| TASK |
Filter the records below, keeping only lines with the string "title".

| Records from a collection |
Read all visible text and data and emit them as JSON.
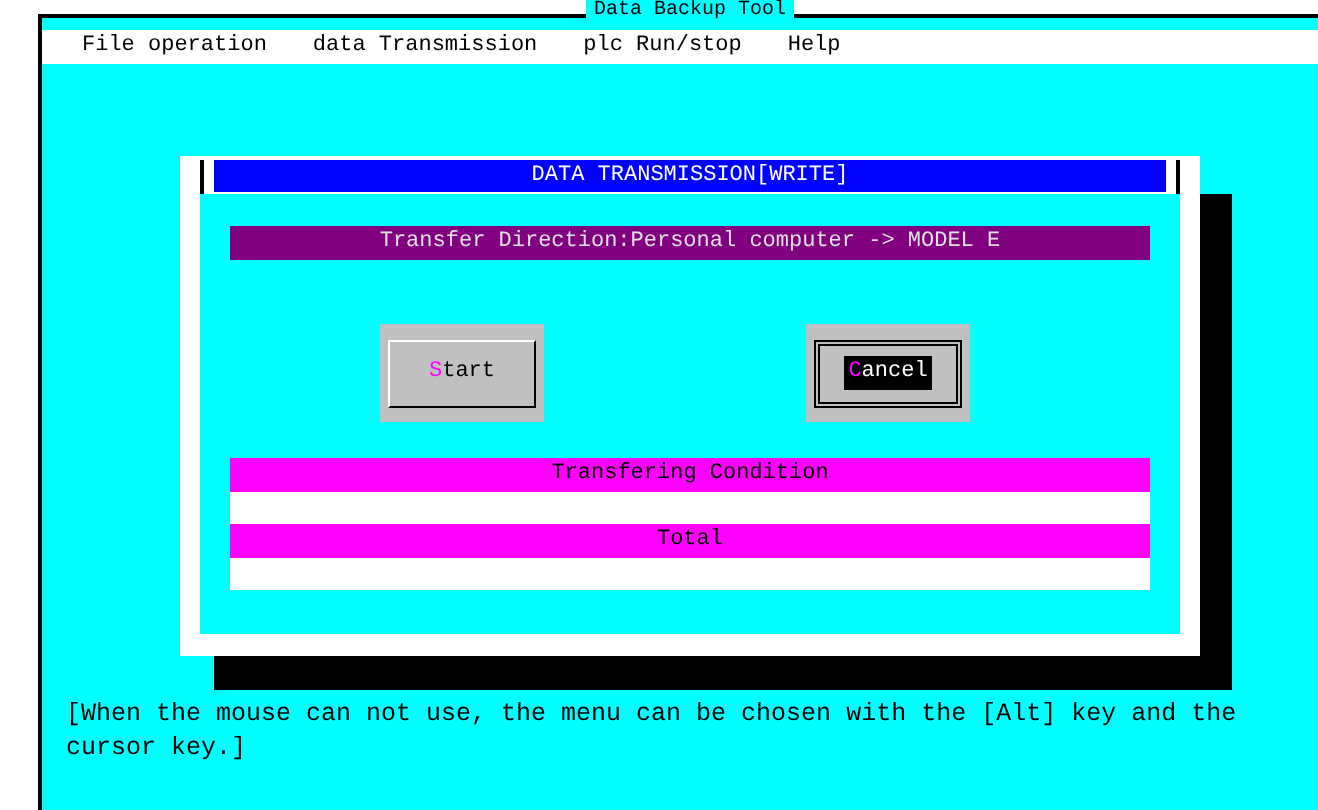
{
  "window": {
    "title": "Data Backup Tool"
  },
  "menu": [
    "File operation",
    "data Transmission",
    "plc Run/stop",
    "Help"
  ],
  "dialog": {
    "title": "DATA TRANSMISSION[WRITE]",
    "direction": "Transfer Direction:Personal computer -> MODEL E",
    "buttons": [
      {
        "label": "Start",
        "focused": false
      },
      {
        "label": "Cancel",
        "focused": true
      }
    ],
    "progress": [
      {
        "label": "Transfering Condition",
        "level": 0
      },
      {
        "label": "Total",
        "level": 0
      }
    ]
  },
  "hint": "[When the mouse can not use, the menu can be chosen with the [Alt] key and the cursor key.]"
}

| ANSWER TO THIS TASK |
    "title": "Data Backup Tool"
    "title": "DATA TRANSMISSION[WRITE]",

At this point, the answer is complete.